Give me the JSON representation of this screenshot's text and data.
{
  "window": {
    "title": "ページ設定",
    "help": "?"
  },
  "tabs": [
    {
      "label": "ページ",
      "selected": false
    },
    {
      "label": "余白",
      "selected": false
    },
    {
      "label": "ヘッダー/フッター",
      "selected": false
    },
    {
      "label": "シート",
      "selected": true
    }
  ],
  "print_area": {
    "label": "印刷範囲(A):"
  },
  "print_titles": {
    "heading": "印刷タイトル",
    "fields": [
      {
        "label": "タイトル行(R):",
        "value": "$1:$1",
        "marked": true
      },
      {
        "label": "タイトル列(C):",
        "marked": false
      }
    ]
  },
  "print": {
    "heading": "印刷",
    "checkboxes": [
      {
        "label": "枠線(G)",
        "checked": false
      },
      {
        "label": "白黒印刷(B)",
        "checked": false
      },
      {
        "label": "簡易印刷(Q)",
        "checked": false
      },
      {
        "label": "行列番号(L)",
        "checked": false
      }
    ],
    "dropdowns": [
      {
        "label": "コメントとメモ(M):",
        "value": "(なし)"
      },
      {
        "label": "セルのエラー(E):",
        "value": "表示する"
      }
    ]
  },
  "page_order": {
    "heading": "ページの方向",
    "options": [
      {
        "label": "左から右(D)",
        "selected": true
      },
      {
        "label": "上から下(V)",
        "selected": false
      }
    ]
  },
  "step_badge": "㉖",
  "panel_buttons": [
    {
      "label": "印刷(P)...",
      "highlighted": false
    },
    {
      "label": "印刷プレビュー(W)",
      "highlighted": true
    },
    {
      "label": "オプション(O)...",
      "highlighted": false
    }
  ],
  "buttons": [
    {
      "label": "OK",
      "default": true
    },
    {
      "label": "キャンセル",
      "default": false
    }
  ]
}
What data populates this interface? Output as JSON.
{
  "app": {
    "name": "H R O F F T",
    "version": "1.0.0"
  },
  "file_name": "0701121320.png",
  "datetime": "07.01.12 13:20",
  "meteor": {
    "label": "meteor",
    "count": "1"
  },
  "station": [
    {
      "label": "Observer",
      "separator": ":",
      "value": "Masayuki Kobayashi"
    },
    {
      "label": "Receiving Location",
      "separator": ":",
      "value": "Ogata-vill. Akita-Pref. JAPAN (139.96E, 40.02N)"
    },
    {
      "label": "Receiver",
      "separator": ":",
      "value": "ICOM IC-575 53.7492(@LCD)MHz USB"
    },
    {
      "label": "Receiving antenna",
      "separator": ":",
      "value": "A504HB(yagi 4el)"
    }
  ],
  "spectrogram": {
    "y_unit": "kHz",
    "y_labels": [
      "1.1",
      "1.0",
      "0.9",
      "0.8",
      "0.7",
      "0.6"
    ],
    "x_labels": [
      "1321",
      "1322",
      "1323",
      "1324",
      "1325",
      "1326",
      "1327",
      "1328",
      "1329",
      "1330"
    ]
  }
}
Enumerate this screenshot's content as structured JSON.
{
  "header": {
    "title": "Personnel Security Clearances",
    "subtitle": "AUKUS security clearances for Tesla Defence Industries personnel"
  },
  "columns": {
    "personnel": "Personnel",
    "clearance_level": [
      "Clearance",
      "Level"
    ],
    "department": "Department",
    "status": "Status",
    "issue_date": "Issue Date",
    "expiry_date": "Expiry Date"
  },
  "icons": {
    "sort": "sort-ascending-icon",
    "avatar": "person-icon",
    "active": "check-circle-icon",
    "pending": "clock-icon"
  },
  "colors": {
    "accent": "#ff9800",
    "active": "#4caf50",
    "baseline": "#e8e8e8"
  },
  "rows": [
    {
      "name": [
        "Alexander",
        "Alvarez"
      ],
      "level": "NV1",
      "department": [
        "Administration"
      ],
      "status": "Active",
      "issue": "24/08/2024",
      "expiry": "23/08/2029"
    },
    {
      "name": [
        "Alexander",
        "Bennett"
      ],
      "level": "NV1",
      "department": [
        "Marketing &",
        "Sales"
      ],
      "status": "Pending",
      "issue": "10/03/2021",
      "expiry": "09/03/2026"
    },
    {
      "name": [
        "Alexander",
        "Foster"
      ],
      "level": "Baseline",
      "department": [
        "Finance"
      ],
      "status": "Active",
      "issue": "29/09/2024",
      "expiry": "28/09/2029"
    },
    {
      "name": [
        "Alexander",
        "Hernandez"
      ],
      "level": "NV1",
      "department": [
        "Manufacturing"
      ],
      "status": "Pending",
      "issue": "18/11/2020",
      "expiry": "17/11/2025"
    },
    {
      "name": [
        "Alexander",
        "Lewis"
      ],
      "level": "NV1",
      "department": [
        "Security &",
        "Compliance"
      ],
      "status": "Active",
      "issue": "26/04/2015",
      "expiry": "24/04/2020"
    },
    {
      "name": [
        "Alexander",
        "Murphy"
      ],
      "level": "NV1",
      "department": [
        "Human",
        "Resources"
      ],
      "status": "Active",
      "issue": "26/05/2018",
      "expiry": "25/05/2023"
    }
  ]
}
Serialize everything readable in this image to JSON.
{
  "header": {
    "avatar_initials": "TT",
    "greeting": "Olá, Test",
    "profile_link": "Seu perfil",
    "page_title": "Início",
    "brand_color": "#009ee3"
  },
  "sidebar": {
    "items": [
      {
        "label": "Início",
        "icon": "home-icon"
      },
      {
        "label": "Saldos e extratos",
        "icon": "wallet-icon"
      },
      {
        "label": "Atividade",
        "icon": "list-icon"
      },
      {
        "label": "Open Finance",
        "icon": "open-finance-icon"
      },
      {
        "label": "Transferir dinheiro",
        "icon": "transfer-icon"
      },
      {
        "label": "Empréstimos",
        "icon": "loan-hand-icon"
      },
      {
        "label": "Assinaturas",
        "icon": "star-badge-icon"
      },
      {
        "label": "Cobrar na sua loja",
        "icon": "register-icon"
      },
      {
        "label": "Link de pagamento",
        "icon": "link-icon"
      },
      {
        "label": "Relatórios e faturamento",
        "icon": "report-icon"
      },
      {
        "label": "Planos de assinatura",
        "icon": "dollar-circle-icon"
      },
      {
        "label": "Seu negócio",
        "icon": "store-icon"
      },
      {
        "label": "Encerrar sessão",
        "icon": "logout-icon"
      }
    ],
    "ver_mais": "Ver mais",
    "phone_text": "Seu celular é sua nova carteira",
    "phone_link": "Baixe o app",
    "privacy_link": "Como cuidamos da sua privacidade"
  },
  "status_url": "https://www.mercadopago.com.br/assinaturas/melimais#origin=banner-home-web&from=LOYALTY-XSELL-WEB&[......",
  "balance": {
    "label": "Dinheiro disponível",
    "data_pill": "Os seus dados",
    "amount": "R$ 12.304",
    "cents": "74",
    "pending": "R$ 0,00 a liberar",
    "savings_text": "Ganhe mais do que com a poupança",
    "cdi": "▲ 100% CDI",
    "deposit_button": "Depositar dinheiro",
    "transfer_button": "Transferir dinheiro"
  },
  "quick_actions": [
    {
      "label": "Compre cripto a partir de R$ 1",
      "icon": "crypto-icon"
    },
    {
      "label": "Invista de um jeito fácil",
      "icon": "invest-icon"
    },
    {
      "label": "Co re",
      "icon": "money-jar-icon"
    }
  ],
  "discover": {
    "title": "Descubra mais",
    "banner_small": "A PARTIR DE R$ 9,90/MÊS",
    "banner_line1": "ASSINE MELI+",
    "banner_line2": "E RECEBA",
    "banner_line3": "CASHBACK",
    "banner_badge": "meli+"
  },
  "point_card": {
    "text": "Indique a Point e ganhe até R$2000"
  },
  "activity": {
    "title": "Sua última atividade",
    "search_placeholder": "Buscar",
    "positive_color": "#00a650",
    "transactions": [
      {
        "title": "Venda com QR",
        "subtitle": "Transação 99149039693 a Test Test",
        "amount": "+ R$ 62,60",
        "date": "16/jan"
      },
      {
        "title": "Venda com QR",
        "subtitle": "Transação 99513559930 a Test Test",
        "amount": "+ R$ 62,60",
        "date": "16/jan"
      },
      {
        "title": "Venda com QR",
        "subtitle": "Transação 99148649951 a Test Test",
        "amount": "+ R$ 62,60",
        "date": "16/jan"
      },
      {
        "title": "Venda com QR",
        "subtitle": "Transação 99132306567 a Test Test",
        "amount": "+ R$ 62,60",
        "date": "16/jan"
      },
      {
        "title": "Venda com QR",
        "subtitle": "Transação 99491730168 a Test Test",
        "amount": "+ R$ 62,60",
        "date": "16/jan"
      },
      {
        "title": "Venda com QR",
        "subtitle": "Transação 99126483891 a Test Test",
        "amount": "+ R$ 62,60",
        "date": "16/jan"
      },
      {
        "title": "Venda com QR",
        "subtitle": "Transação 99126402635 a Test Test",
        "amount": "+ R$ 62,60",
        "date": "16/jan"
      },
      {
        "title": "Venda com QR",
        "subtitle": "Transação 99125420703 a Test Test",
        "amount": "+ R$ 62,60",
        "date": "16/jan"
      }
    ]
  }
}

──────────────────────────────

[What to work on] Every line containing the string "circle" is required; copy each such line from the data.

[Response]
    "active": "check-circle-icon",
        "icon": "dollar-circle-icon"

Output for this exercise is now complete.